Yet goodly court he made still to his Dame, 55
Pourd[*] out in loosnesse on the grassy grownd,
Both carelesse of his health, and of his fame:
Till at the last he heard a dreadfull sownd,
Which through the wood loud bellowing did rebownd,
That all the earth for terrour seemd to shake, 60
And trees did tremble.
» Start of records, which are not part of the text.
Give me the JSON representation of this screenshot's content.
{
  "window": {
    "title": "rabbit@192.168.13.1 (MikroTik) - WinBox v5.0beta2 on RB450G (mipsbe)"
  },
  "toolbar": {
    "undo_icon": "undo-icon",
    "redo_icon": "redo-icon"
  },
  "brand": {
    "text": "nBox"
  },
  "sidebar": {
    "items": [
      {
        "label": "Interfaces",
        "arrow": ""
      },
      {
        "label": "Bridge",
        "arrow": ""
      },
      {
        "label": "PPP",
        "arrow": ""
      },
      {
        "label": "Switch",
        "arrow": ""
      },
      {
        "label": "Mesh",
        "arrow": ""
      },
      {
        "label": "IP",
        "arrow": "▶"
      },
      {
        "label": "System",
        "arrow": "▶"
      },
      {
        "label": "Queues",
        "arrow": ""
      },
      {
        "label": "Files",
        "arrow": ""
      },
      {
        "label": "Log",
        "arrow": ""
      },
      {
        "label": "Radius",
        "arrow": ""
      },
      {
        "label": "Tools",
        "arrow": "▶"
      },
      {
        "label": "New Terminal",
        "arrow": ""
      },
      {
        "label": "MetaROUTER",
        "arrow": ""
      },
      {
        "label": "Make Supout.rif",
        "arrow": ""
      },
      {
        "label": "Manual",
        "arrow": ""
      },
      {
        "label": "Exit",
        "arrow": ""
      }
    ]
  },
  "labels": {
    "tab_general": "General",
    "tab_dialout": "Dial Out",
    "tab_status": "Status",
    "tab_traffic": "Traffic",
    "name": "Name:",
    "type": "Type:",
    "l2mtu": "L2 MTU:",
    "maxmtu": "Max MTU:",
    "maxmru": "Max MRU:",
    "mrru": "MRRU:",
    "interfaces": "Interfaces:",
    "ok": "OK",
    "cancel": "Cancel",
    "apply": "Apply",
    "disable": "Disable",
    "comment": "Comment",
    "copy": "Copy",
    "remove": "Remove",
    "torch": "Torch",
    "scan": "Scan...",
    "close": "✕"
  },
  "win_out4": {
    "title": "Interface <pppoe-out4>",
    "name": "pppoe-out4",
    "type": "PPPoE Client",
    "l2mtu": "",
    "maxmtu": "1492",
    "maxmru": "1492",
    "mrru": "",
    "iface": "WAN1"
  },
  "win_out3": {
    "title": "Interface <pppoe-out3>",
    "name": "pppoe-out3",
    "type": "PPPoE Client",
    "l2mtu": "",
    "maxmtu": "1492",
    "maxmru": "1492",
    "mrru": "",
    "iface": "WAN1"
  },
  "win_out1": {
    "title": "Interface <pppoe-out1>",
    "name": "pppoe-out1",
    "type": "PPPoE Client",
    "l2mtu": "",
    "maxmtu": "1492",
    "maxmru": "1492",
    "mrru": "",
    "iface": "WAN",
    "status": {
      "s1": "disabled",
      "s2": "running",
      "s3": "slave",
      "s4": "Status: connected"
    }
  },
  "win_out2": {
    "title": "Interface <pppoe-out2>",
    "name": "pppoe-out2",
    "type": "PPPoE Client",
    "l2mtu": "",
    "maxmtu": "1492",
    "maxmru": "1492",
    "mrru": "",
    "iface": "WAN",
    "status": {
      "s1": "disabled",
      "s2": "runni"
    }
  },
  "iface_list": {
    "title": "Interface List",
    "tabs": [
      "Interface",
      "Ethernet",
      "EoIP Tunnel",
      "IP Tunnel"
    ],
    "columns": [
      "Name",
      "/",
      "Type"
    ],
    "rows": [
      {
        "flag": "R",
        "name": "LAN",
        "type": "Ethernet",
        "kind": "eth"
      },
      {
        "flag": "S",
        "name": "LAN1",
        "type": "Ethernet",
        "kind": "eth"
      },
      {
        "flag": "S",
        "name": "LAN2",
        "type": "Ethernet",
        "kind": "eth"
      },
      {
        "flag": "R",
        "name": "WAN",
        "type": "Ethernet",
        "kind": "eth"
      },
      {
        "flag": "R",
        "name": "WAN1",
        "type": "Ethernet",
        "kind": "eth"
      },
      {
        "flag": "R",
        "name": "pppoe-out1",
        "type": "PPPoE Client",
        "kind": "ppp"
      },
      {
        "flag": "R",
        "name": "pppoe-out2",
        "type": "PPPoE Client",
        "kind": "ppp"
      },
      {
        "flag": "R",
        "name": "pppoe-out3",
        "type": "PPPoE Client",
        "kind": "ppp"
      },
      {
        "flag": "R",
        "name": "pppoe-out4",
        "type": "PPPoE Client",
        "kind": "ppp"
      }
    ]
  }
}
Th’ Elfe therewith astownd,
Upstarted lightly from his looser make,[*]
And his unready weapons gan in hand to take.


But ere he could his armour on him dight,
Or get his shield, his monstrous enimy 65
With sturdie steps came stalking in his sight,
An hideous Geant,[*] horrible and hye,
That with his tallnesse seemd to threat the skye,
The ground eke groned under him for dreed;
His living like saw never living eye, 70
Ne durst behold: his stature did exceed
The hight of three the tallest sonnes of mortall seed.


The greatest Earth his uncouth mother was,
And blustering Aeolus his boasted syre,
* * * * *
Brought forth this monstrous masse of earthly slime 75
Puft up with emptie wind, and fild with sinfull crime.


So growen great through arrogant delight
Of th’ high descent, whereof he was yborne,
And through presumption of his matchlesse might,
All other powres and knighthood he did scorne. 80
Such now he marcheth to this man forlorne,
And left to losse: his stalking steps are stayde
Upon a snaggy Oke, which he had torne
Out of his mothers bowelles, and it made
His mortall mace, wherewith his foeman he dismayde. 85


That when the knight he spide, he gan advance
With huge force and insupportable mayne,
And towardes him with dreadfull fury praunce;
Who haplesse, and eke hopelesse, all in vaine
Did to him pace, sad battaile to darrayne, 90
Disarmd, disgrast, and inwardly dismayde,
And eke so faint in every joynt and vaine,
Through that fraile fountaine, which him feeble made,
That scarsely could he weeld his bootlesse single blade.


The Geaunt strooke so maynly mercilesse, 95
That could have overthrowne a stony towre,
And were not heavenly grace, that did him blesse,
He had beene pouldred all, as thin as flowre:
But he was wary of that deadly stowre,
And lightly lept from underneath the blow: 100
Yet so exceeding was the villeins powre,
That with the wind it did him overthrow,
And all his sences stound, that still he lay full low.


As when that divelish yron Engin[*] wrought
In deepest Hell, and framd by Furies skill, 105
With windy Nitre and quick Sulphur fraught,
And ramd with bullet round, ordaind to kill,
Conceiveth fire, the heavens it doth fill
With thundring noyse, and all the ayre doth choke,
That none can breath, nor see, nor heare at will, 110
Through smouldry cloud of duskish stincking smoke,
That th’ onely breath[*] him daunts, who hath escapt the stroke.